Tokaido (also labeled the Taiheiyo Belt) represents a considerable accumulation of infrastructures and productive forces along the Tokyo-Osaka corridor, which is its core. The term refers to the imperial road that linked Edo (Tokyo) to Kyoto but now refers to an urban region accounting for more than 83 million people; 70% of the Japanese population. The most important agglomerations are the extended metropolitan region of Tokyo, with a population of 35 million, Nagoya and Osaka, with respective populations of 8 and 17 million.

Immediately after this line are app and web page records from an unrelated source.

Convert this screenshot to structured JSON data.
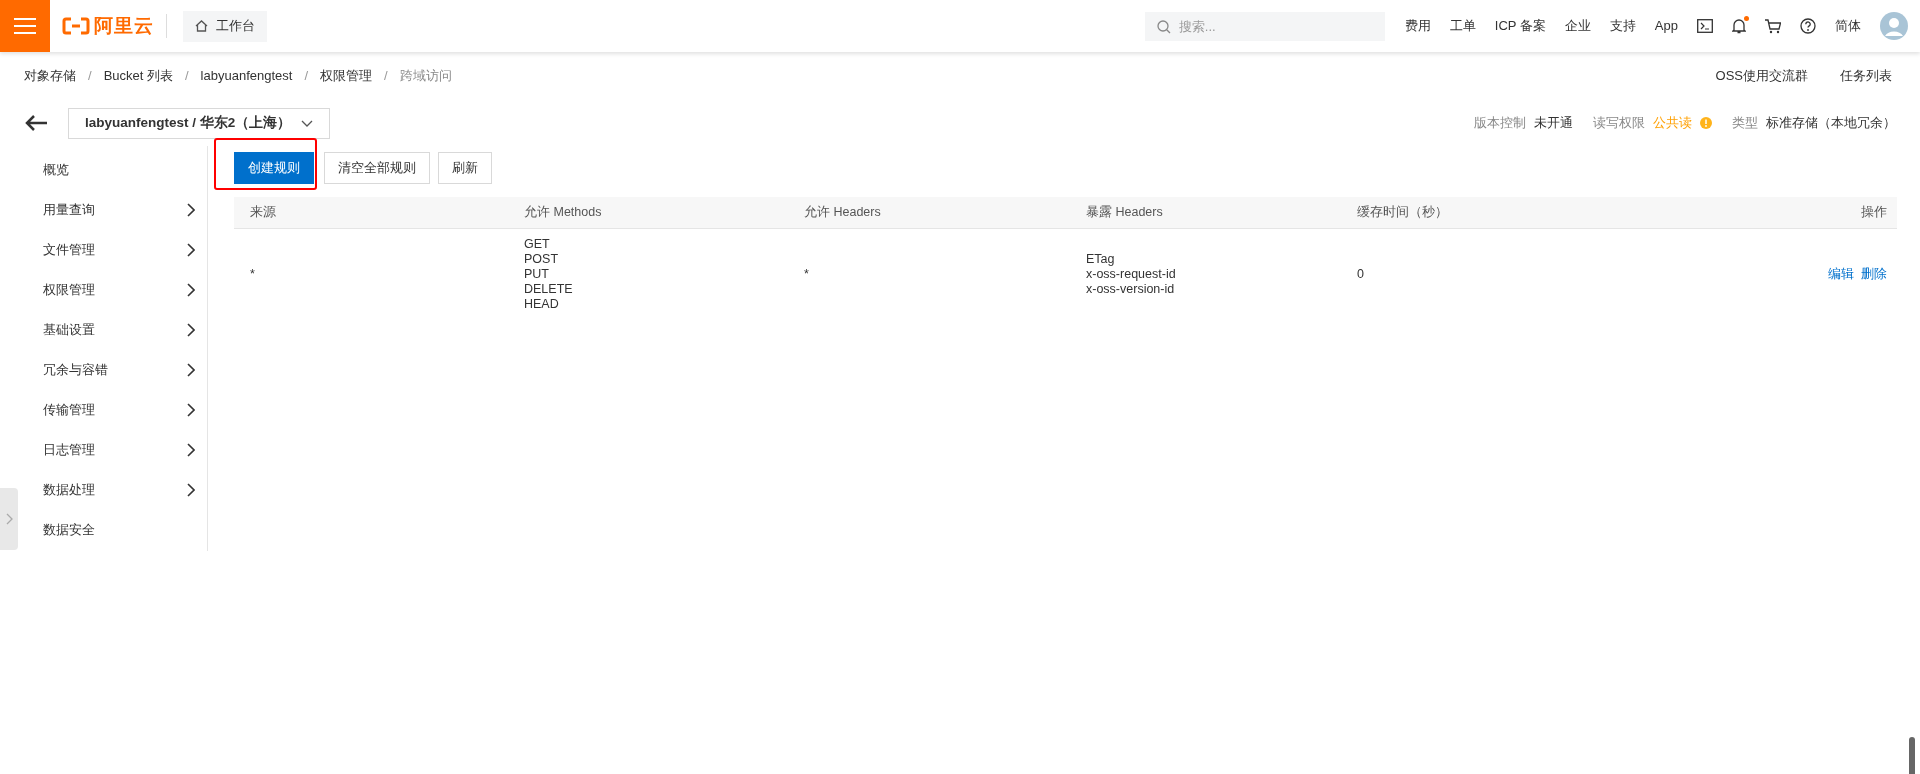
{
  "topbar": {
    "logo": "阿里云",
    "workbench": "工作台",
    "search": {
      "placeholder": "搜索..."
    },
    "links": [
      "费用",
      "工单",
      "ICP 备案",
      "企业",
      "支持",
      "App"
    ],
    "notification_dot": true,
    "language": "简体"
  },
  "breadcrumb": [
    {
      "text": "对象存储",
      "kind": "link"
    },
    {
      "text": "/",
      "kind": "separator"
    },
    {
      "text": "Bucket 列表",
      "kind": "link"
    },
    {
      "text": "/",
      "kind": "separator"
    },
    {
      "text": "labyuanfengtest",
      "kind": "link"
    },
    {
      "text": "/",
      "kind": "separator"
    },
    {
      "text": "权限管理",
      "kind": "link"
    },
    {
      "text": "/",
      "kind": "separator"
    },
    {
      "text": "跨域访问",
      "kind": "current"
    }
  ],
  "header_links": [
    "OSS使用交流群",
    "任务列表"
  ],
  "bucket_selector": "labyuanfengtest / 华东2（上海）",
  "bucket_info": [
    {
      "label": "版本控制",
      "value": "未开通",
      "kind": "plain"
    },
    {
      "label": "读写权限",
      "value": "公共读",
      "kind": "warning"
    },
    {
      "label": "类型",
      "value": "标准存储（本地冗余）",
      "kind": "plain"
    }
  ],
  "sidebar": {
    "items": [
      {
        "label": "概览",
        "expandable": false
      },
      {
        "label": "用量查询",
        "expandable": true
      },
      {
        "label": "文件管理",
        "expandable": true
      },
      {
        "label": "权限管理",
        "expandable": true
      },
      {
        "label": "基础设置",
        "expandable": true
      },
      {
        "label": "冗余与容错",
        "expandable": true
      },
      {
        "label": "传输管理",
        "expandable": true
      },
      {
        "label": "日志管理",
        "expandable": true
      },
      {
        "label": "数据处理",
        "expandable": true
      },
      {
        "label": "数据安全",
        "expandable": false
      }
    ]
  },
  "toolbar": [
    {
      "label": "创建规则",
      "kind": "primary",
      "highlighted": true
    },
    {
      "label": "清空全部规则",
      "kind": "default",
      "highlighted": false
    },
    {
      "label": "刷新",
      "kind": "default",
      "highlighted": false
    }
  ],
  "table": {
    "columns": [
      "来源",
      "允许 Methods",
      "允许 Headers",
      "暴露 Headers",
      "缓存时间（秒）",
      "操作"
    ],
    "rows": [
      {
        "source": "*",
        "methods": [
          "GET",
          "POST",
          "PUT",
          "DELETE",
          "HEAD"
        ],
        "allow_headers": "*",
        "expose_headers": [
          "ETag",
          "x-oss-request-id",
          "x-oss-version-id"
        ],
        "max_age": "0",
        "actions": [
          "编辑",
          "删除"
        ]
      }
    ]
  }
}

There are also several cities with over 1 million inhabitants (Kobe, Kyoto, and Yokohama). The corridor is strongly influenced by geographical constraints with a mountainous inland Japan and three major coastal plains around bays (Bays of Tokyo, Nagoya, and Osaka).

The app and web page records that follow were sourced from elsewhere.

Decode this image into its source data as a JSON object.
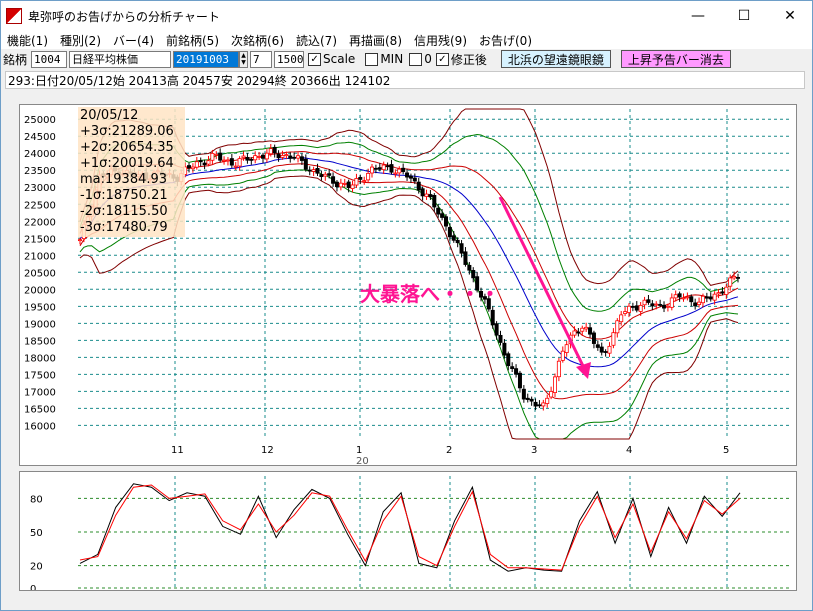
{
  "window": {
    "title": "卑弥呼のお告げからの分析チャート",
    "minimize": "—",
    "maximize": "☐",
    "close": "✕"
  },
  "menu": [
    "機能(1)",
    "種別(2)",
    "バー(4)",
    "前銘柄(5)",
    "次銘柄(6)",
    "読込(7)",
    "再描画(8)",
    "信用残(9)",
    "お告げ(0)"
  ],
  "toolbar": {
    "label": "銘柄",
    "code": "1004",
    "name": "日経平均株価",
    "date": "20191003",
    "span": "7",
    "count": "1500",
    "scale_label": "Scale",
    "scale_checked": true,
    "min_label": "MIN",
    "min_checked": false,
    "zero_value": "0",
    "adjusted_label": "修正後",
    "adjusted_checked": true,
    "button_a": "北浜の望遠鏡眼鏡",
    "button_b": "上昇予告バー消去"
  },
  "info": "293:日付20/05/12始 20413高 20457安 20294終 20366出 124102",
  "legend": [
    "20/05/12",
    "+3σ:21289.06",
    "+2σ:20654.35",
    "+1σ:20019.64",
    " ma:19384.93",
    "-1σ:18750.21",
    "-2σ:18115.50",
    "-3σ:17480.79"
  ],
  "annotation": "大暴落へ・・・",
  "colors": {
    "up": "#ff0000",
    "down": "#000000",
    "ma": "#0000cc",
    "band2": "#008000",
    "band1": "#cc0000",
    "band3": "#800000",
    "arrow": "#ff1493",
    "grid": "#1a8c8c"
  },
  "chart_data": [
    {
      "type": "candlestick",
      "ylim": [
        15600,
        25300
      ],
      "y_ticks": [
        25000,
        24500,
        24000,
        23500,
        23000,
        22500,
        22000,
        21500,
        21000,
        20500,
        20000,
        19500,
        19000,
        18500,
        18000,
        17500,
        17000,
        16500,
        16000
      ],
      "x_tick_labels": [
        "11",
        "12",
        "1",
        "2",
        "3",
        "4",
        "5"
      ],
      "x_sublabel": "20",
      "close_path": [
        21400,
        23300,
        23500,
        23300,
        23400,
        23300,
        23700,
        23900,
        23700,
        23900,
        24000,
        23900,
        23500,
        23200,
        23000,
        23500,
        23600,
        23300,
        22700,
        21800,
        20700,
        19500,
        18000,
        16800,
        16500,
        18300,
        19000,
        18000,
        19300,
        19600,
        19500,
        19800,
        19600,
        19900,
        20400
      ]
    },
    {
      "type": "line",
      "ylim": [
        0,
        100
      ],
      "y_ticks": [
        80,
        50,
        20,
        0
      ],
      "series": [
        {
          "values": [
            22,
            30,
            72,
            93,
            90,
            78,
            85,
            82,
            55,
            48,
            82,
            45,
            70,
            88,
            80,
            48,
            20,
            68,
            85,
            22,
            18,
            60,
            90,
            25,
            15,
            18,
            16,
            15,
            60,
            86,
            40,
            80,
            28,
            72,
            40,
            82,
            64,
            85
          ]
        },
        {
          "values": [
            25,
            28,
            65,
            90,
            92,
            80,
            82,
            84,
            60,
            52,
            75,
            50,
            65,
            85,
            82,
            52,
            24,
            60,
            82,
            28,
            20,
            55,
            86,
            30,
            18,
            18,
            17,
            16,
            55,
            82,
            45,
            75,
            32,
            68,
            44,
            78,
            66,
            80
          ]
        }
      ]
    }
  ]
}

The cohesion of the corridor is assumed by massive transport infrastructures, including ports, airports, highways, and especially a high-speed train network (Shinkansen). The first rail connection in the corridor was built in the 1880s. In 1930, an express train on the Tokaido Line took an average of eight hours and 20 minutes between Tokyo and Osaka. The high-speed train system reduced that time to 4 hours by the 1960s, and new generations of trains further reduced this trip to two hours thirty minutes by 2000.